Alumni Ayesha Gough, winner of the 2014 Sydney Eisteddfod Allison/Henderson Piano Scholarship, spoke to Sydney Eisteddfod on what it was like to compete in the prestigious Sydney International Piano Competition. She also shared her insights and advice on competing and performing for those who are thinking of entering Sydney Eisteddfod.
what inspired you to start playing the piano?
For me, there was not one specific inspiration; rather, I was simply drawn to the instrument. If there was a piano in the room, I would be there banging away as a toddler. I cannot explain my connection to music and the piano; it is instinctual and something I believe I was meant to do.
What was it like to win the Sydney Eisteddfod Allison/Henderson Piano Scholarship in 2014?
Winning the 2014 Sydney Eisteddfod Allison/Henderson Piano Scholarship was a fantastic feeling. I knew some of the other finalists and greatly appreciated their pianism, so I was humbled to have been chosen by the jury as the recipient of the scholarship.

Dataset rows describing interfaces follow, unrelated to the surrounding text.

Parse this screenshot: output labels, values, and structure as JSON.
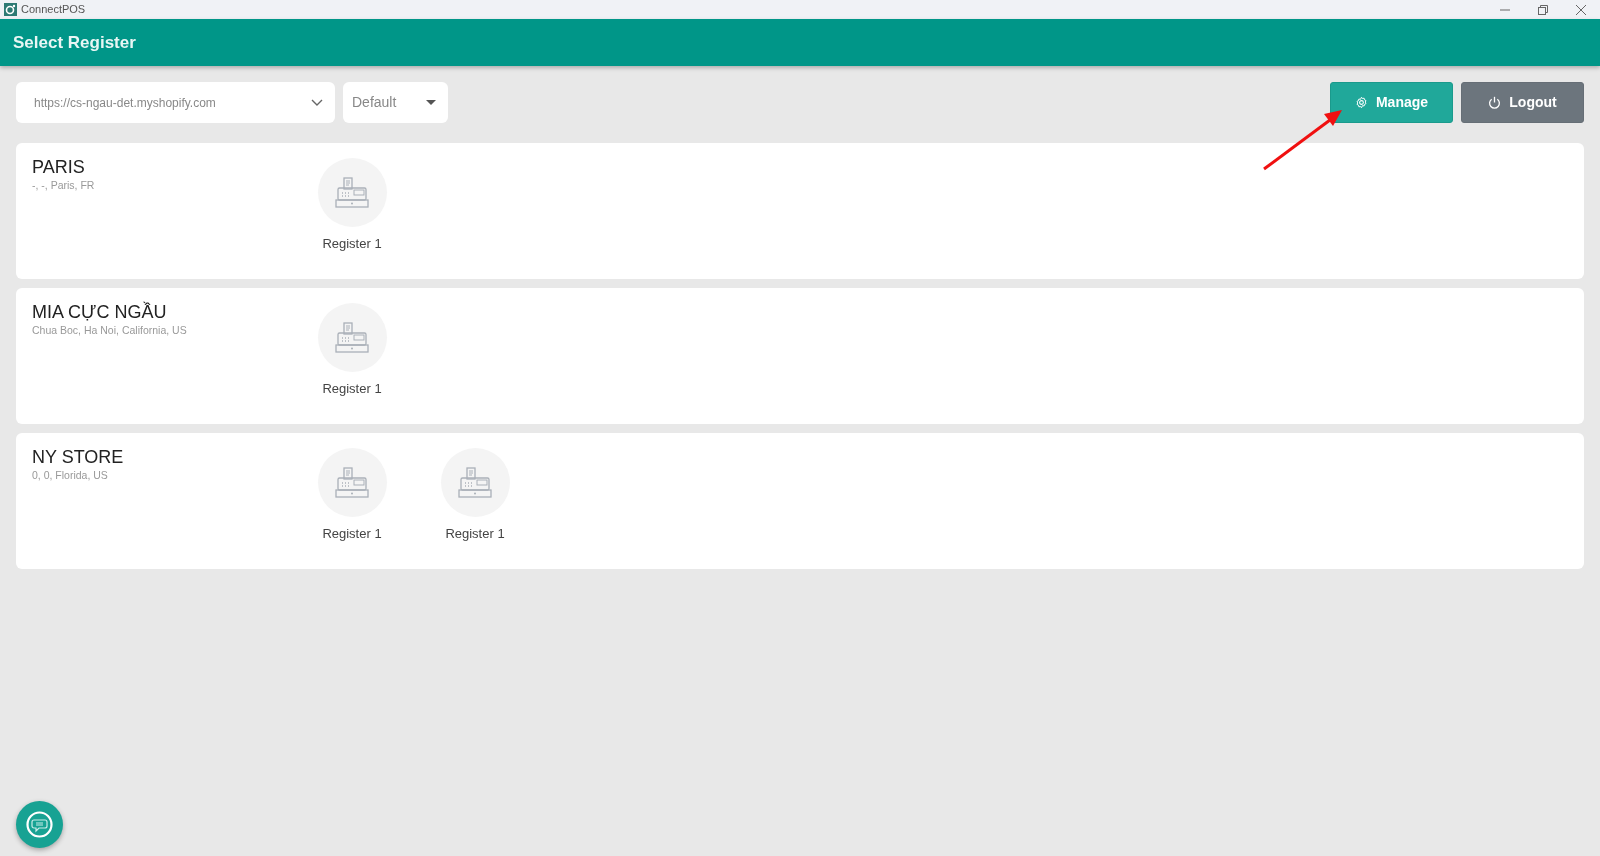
{
  "window": {
    "title": "ConnectPOS"
  },
  "header": {
    "title": "Select Register"
  },
  "toolbar": {
    "store_url": "https://cs-ngau-det.myshopify.com",
    "outlet": "Default",
    "buttons": [
      {
        "kind": "manage",
        "label": "Manage"
      },
      {
        "kind": "logout",
        "label": "Logout"
      }
    ]
  },
  "stores": [
    {
      "name": "PARIS",
      "address": "-, -, Paris, FR",
      "registers": [
        {
          "label": "Register 1"
        }
      ]
    },
    {
      "name": "MIA CỰC NGẦU",
      "address": "Chua Boc, Ha Noi, California, US",
      "registers": [
        {
          "label": "Register 1"
        }
      ]
    },
    {
      "name": "NY STORE",
      "address": "0, 0, Florida, US",
      "registers": [
        {
          "label": "Register 1"
        },
        {
          "label": "Register 1"
        }
      ]
    }
  ]
}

I also knew the scholarship would provide generous financial help to me as I progressed through the last years of my Bachelor at the Queensland Conservatorium, so I felt enormously grateful to Sydney Eisteddfod.
What lessons did you learn through competing at Sydney Eisteddfod?
The first time I competed in Sydney Eisteddfod in 2013, I actually exceeded the time limit by a minute or so. This occurred in the preliminary round of the Sydney Eisteddfod Allison/Henderson Piano Scholarship. As a result, I was disqualified, even though I received encouraging feedback from the judges. While I was a little disappointed in myself for losing the opportunity to compete in the final due to a very small error, I certainly learnt my lesson and ensured I was well under time limit in 2014!
After hearing so many of the other entrants in the 2013 and 2014 Sydney Eisteddfod Allison/Henderson Piano Scholarship, I realised how invaluable it is to have an independent voice. In both years, the standard was very high, and I believe the judges were looking for those pianists who approached their performances with a spiritual message.
What would you say to a young pianist that was thinking about entering Sydney Eisteddfod? What advice do you have to offer?
Go for it! There are so many different sections to enter in Sydney Eisteddfod that require a broad range of applicable repertoire, and the quality of venues and instruments is very high. As a result, Sydney Eisteddfod is a great way to obtain performance experience and feedback from adjudicators or audience members.
What was it like to compete in the Sydney International Piano Competition in July?
Competing in the 2016 Sydney International Piano Competition was the best experience of my life to date. I felt truly inspired in my performances: I was surrounded by phenomenal pianists, performing in a beautiful venue and working with amazing pianos. It gave me the opportunity to meet many important people in the music industry, and the live broadcast meant my performances were heard across the world. There was no way I could have been disappointed in not progressing to the semi-finals, as I learned so much and gained a refreshed perspective of my future.
What Did you Do to PrePare For your performance?
At least six months before the competition, I began my preparations. Over the course of 2016, I learned some new repertoire, revised old repertoire, and maintained an entire programme of about three hours. In the final days before my two performances, when I arrived in Sydney and had settled in, I tried not to practise too much; rather, I focused on trusting my preparation and immersed myself in the competition environment, which was immensely exciting. Right before each performance, I meditated on the character and meaning of my repertoire, and pushed all negative thoughts aside, instead concentrating on the excitement of being one the lucky 32 competitors.
Which other performers do you most like to listen to, and why?
As a woman, I am very interested in hearing other female performers, chiefly because I can draw inspiration from them. I admire Martha Argerich enormously: she is a phenomenal pianist with almost super-human abilities. Yuja Wang is a particular inspiration for me. I really admire her confidence and feel it shows through in her playing. She is undoubtedly a role model for the younger female pianist. Sviatoslav Richter is also another favourite for me. His performances are edgy and electric: within Richter exists something supernatural.